Self-Representation Can Leave You Burned in Bankruptcy
There are many reasons to file for bankruptcy. If you have decided that bankruptcy is the best option for you, you are also faced with the decision of whether or not to hire an attorney to represent you in your bankruptcy. This is not an easy decision to make at a time that it may be very difficult to pay an attorney. However, if you are self-represented in a bankruptcy, whether it be chapter 7 or chapter 13, you are putting yourself at risk of many pitfalls such as a trustee seizing your assets, creditors getting more than they should otherwise, or having your case dismissed. You also may be losing out on receipt of funds from creditors that you otherwise would be entitled to.
Failure to Schedule Assets
In every bankruptcy, the debtor is required to list all of their assets and claims, including real property, personal property and financial assets. Failure to list assets can result in significant consequences such as sanctions imposed by a judge, a creditor objecting to the discharge based upon fraud and in some cases dismissal of your case. As self-represented individual may not be aware of what is considered an asset and what is not, and what is considered a claim and what is not. An experienced bankruptcy attorney will work with you to ensure that all of your assets and claims are properly listed.
Failure to Properly Value Assets

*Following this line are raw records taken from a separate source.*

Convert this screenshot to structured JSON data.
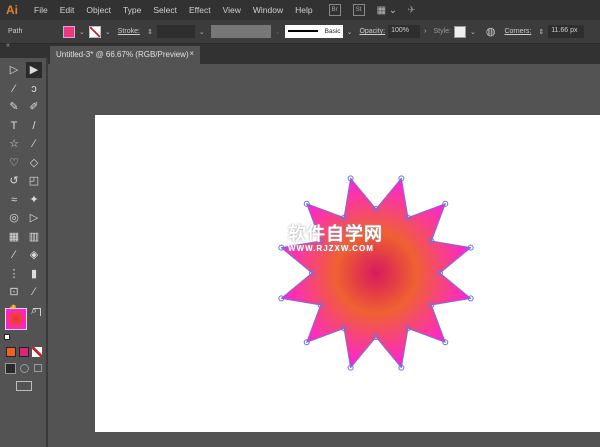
{
  "app": {
    "logo": "Ai"
  },
  "menu": [
    "File",
    "Edit",
    "Object",
    "Type",
    "Select",
    "Effect",
    "View",
    "Window",
    "Help"
  ],
  "app_buttons": [
    "Br",
    "St"
  ],
  "control": {
    "selection": "Path",
    "stroke_label": "Stroke:",
    "brush": "Basic",
    "opacity_label": "Opacity:",
    "opacity": "100%",
    "style_label": "Style:",
    "corners_label": "Corners:",
    "corners": "11.66 px"
  },
  "tab": {
    "title": "Untitled-3* @ 66.67% (RGB/Preview)",
    "close": "×"
  },
  "tools": [
    {
      "name": "direct-selection",
      "g": "▷"
    },
    {
      "name": "selection",
      "g": "▶"
    },
    {
      "name": "magic-wand",
      "g": "⁄"
    },
    {
      "name": "lasso",
      "g": "ↄ"
    },
    {
      "name": "pen",
      "g": "✎"
    },
    {
      "name": "curvature",
      "g": "✐"
    },
    {
      "name": "type",
      "g": "T"
    },
    {
      "name": "line",
      "g": "/"
    },
    {
      "name": "star",
      "g": "☆"
    },
    {
      "name": "paintbrush",
      "g": "∕"
    },
    {
      "name": "shaper",
      "g": "♡"
    },
    {
      "name": "eraser",
      "g": "◇"
    },
    {
      "name": "rotate",
      "g": "↺"
    },
    {
      "name": "scale",
      "g": "◰"
    },
    {
      "name": "warp",
      "g": "≈"
    },
    {
      "name": "puppet-warp",
      "g": "✦"
    },
    {
      "name": "free-transform",
      "g": "◎"
    },
    {
      "name": "shape-builder",
      "g": "▷"
    },
    {
      "name": "mesh",
      "g": "▦"
    },
    {
      "name": "gradient",
      "g": "▥"
    },
    {
      "name": "eyedropper",
      "g": "⁄"
    },
    {
      "name": "blend",
      "g": "◈"
    },
    {
      "name": "symbol-sprayer",
      "g": "⋮"
    },
    {
      "name": "column-graph",
      "g": "▮"
    },
    {
      "name": "artboard",
      "g": "⊡"
    },
    {
      "name": "slice",
      "g": "⁄"
    },
    {
      "name": "hand",
      "g": "✋"
    },
    {
      "name": "zoom",
      "g": "⌕"
    }
  ],
  "colors": {
    "fill": "#ff22cc",
    "center": "#e0205a",
    "mid": "#f05a28",
    "stroke_none": "#cc2222",
    "accent": "#d7813a"
  },
  "watermark": {
    "cn": "软件自学网",
    "url": "WWW.RJZXW.COM"
  }
}
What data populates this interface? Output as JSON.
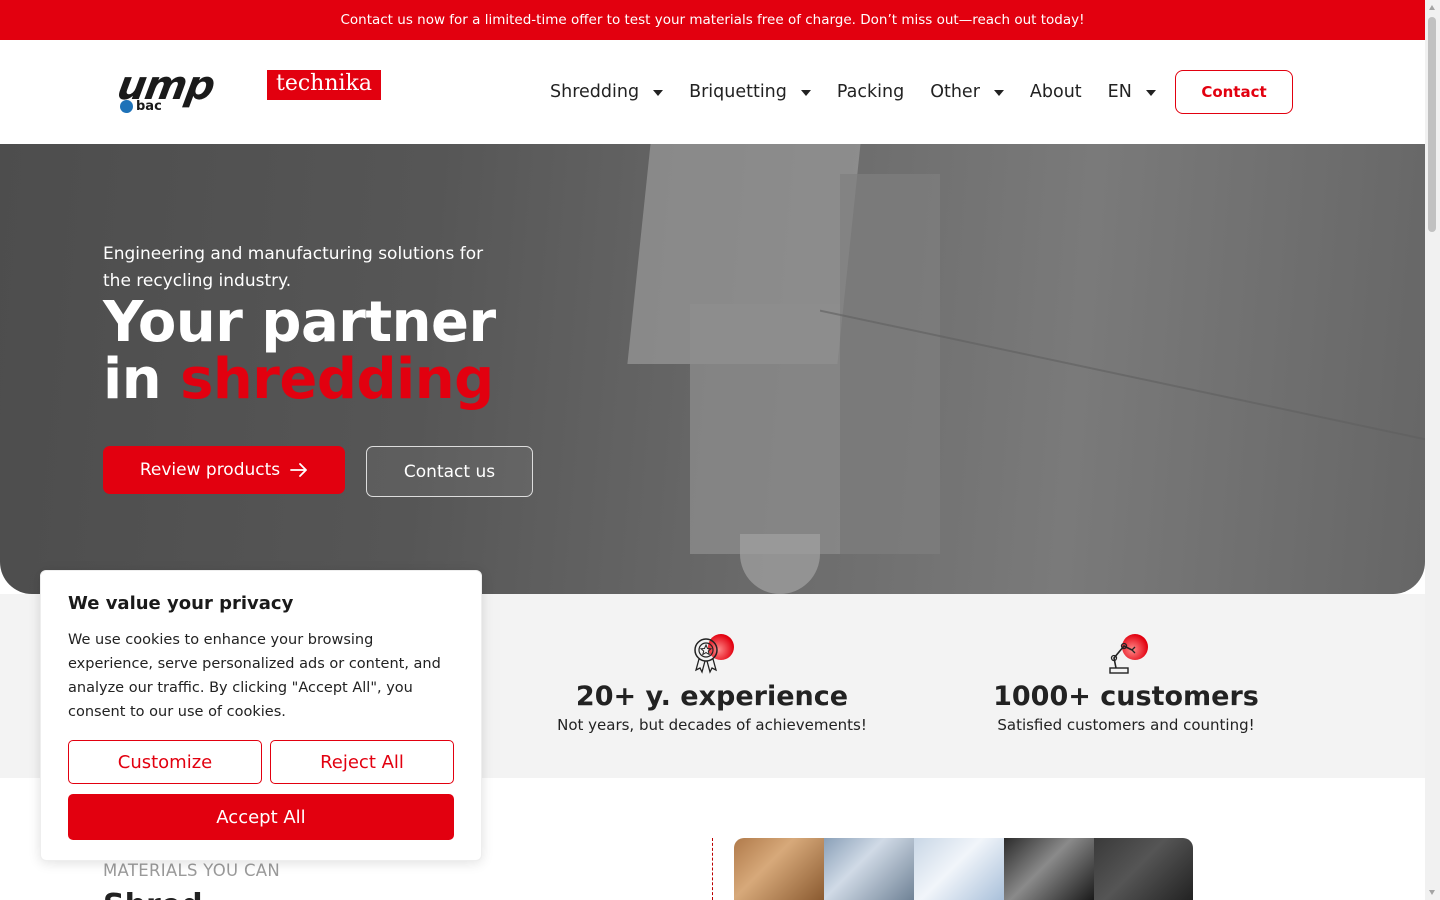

Another important function that a bankruptcy attorney provides is determining a value for the assets that you own. You may think that your old stamp or coin is not worth much, but a trustee may disagree and may attempt to seize and sell it. Another important asset that requires a valuation is a home or other real property. If the home valuation is too high or too low, your home may be at risk of seizure by a Chapter 7 trustee or may require a higher plan payment under a Chapter 13 plan. Steiner Law Group works with our clients to review how real property is titled to place a correct valuation on your home or other real property and explains how the value will affect our clients’ bankruptcy case.
Failure to Properly Use Exemptions
Debtors are allowed to use exemptions to protect some or all of their property in bankruptcy and the improper use of exemptions can have severe effects on a bankruptcy case. Under the Bankruptcy Code, a trustee can object to a claim of exemptions within certain time-frames. Additionally, there are specific rules about which state’s exemptions to use. A self-represented individual may think their property is protected under exemptions, but the property may not, in fact, be protected if improper exemptions are used.
An experienced bankruptcy attorney is familiar with the rules of which exemptions to use and will provide exemption planning to maximize its effectiveness.
Failure to Get a Chapter 13 Plan Confirmed
In Chapter 13 bankruptcy, the Bankruptcy Court must sign a Confirmation Order confirming the debtor’s chapter 13 plan. The Bankruptcy Code has many requirements that must be met before a chapter 13 plan can be confirmed. If a plan cannot meet the confirmation requirements the bankruptcy will typically be dismissed or converted to a Chapter 7. The requirements for confirmation are complex and a self-represented individual who is not familiar with these requirements takes a big risk. For example, if a self-represented individual filed a Chapter 13 bankruptcy to stop a foreclosure and bring arrears current on a home with equity and is not able to get the chapter 13 plan confirmed, the case may be converted to a Chapter 7 and the home may be at risk of seizure and sale by a Chapter 7 trustee.
Failure to Object to Claims in Chapter 13
In a Chapter 13 bankruptcy, creditors must file claims in the case in order to be paid under a Chapter 13 plan. Many times, creditors will file claims that may not be valid, in which case the claims should not be paid under the Chapter 13 plan. A self-represented individual will most likely be unaware of the different bases to object to claims and ultimately may pay more under a Chapter 13 than required.
Not Receiving The Most Benefit From Your Bankruptcy
Many people file for bankruptcy to stop a wage or bank account garnishment or foreclosure. In certain circumstances, some or all of the garnished funds can be recovered and given back to the debtor. For example, if your wages were garnished (in Maryland this is typically 25% of your paycheck), an experienced bankruptcy attorney may be able to get back all of the funds that have been garnished. In this case, self-representation in bankruptcy can actually cost a debtor money that they would otherwise be entitled to.
The decision to hire an attorney for a bankruptcy is not an easy one to make. However, the decision to not hire an attorney may actually cause you to lose more than you would had you hired an attorney. If you have questions about bankruptcy, please call Steiner Law Group.